TASK TO COMPLETE ->
Among the lines below, count those that include "menjadi", and state the count alone.

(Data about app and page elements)

· · ·

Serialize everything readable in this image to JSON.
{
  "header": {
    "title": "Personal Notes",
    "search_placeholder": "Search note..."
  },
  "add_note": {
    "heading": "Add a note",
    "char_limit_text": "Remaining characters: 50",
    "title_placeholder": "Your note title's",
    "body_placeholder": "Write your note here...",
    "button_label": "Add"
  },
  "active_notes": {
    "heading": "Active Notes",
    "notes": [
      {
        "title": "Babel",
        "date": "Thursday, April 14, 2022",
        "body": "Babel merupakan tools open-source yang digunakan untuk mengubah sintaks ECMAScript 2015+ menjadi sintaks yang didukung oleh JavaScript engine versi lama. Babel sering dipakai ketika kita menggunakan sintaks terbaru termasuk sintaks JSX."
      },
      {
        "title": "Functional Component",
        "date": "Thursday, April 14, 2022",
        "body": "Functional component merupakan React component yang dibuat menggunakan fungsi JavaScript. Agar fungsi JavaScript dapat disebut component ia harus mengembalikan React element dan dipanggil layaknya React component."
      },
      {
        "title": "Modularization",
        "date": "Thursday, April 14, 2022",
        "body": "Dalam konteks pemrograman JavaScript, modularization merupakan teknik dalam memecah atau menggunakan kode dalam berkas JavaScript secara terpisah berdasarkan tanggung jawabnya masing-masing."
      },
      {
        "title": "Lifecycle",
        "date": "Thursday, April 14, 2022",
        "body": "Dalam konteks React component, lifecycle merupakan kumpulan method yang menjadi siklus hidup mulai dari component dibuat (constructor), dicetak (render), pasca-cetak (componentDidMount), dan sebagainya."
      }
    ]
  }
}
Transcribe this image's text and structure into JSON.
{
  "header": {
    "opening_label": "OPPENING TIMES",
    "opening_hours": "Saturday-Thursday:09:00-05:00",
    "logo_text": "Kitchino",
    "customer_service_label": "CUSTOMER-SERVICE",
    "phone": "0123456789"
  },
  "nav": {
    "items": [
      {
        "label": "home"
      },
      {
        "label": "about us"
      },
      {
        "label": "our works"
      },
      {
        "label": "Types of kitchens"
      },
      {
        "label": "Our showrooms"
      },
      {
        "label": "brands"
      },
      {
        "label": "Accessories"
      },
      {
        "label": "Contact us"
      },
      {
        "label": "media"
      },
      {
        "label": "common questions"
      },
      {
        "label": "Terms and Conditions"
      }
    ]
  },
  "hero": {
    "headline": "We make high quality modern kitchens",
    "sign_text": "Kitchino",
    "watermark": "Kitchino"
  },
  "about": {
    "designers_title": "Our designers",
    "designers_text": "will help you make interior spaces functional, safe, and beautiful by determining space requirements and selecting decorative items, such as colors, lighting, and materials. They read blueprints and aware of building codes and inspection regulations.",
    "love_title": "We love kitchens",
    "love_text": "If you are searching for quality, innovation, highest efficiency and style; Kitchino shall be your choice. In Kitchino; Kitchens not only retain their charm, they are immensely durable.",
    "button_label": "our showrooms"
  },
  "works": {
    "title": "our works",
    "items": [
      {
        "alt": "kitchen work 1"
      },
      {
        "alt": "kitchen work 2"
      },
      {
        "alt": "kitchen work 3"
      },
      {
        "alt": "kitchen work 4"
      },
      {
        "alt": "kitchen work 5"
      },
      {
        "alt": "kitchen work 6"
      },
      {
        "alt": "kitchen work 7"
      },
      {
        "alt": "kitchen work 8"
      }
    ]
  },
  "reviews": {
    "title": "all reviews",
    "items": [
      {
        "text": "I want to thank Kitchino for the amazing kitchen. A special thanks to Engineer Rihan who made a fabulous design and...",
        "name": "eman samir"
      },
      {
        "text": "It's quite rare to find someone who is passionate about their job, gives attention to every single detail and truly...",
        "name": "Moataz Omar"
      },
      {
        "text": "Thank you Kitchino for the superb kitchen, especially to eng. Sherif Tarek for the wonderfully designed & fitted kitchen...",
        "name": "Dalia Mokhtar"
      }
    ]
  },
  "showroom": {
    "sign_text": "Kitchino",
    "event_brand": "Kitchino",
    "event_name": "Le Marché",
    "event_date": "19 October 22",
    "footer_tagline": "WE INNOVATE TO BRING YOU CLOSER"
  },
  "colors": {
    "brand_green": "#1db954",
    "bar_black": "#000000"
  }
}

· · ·

REPLY ->
2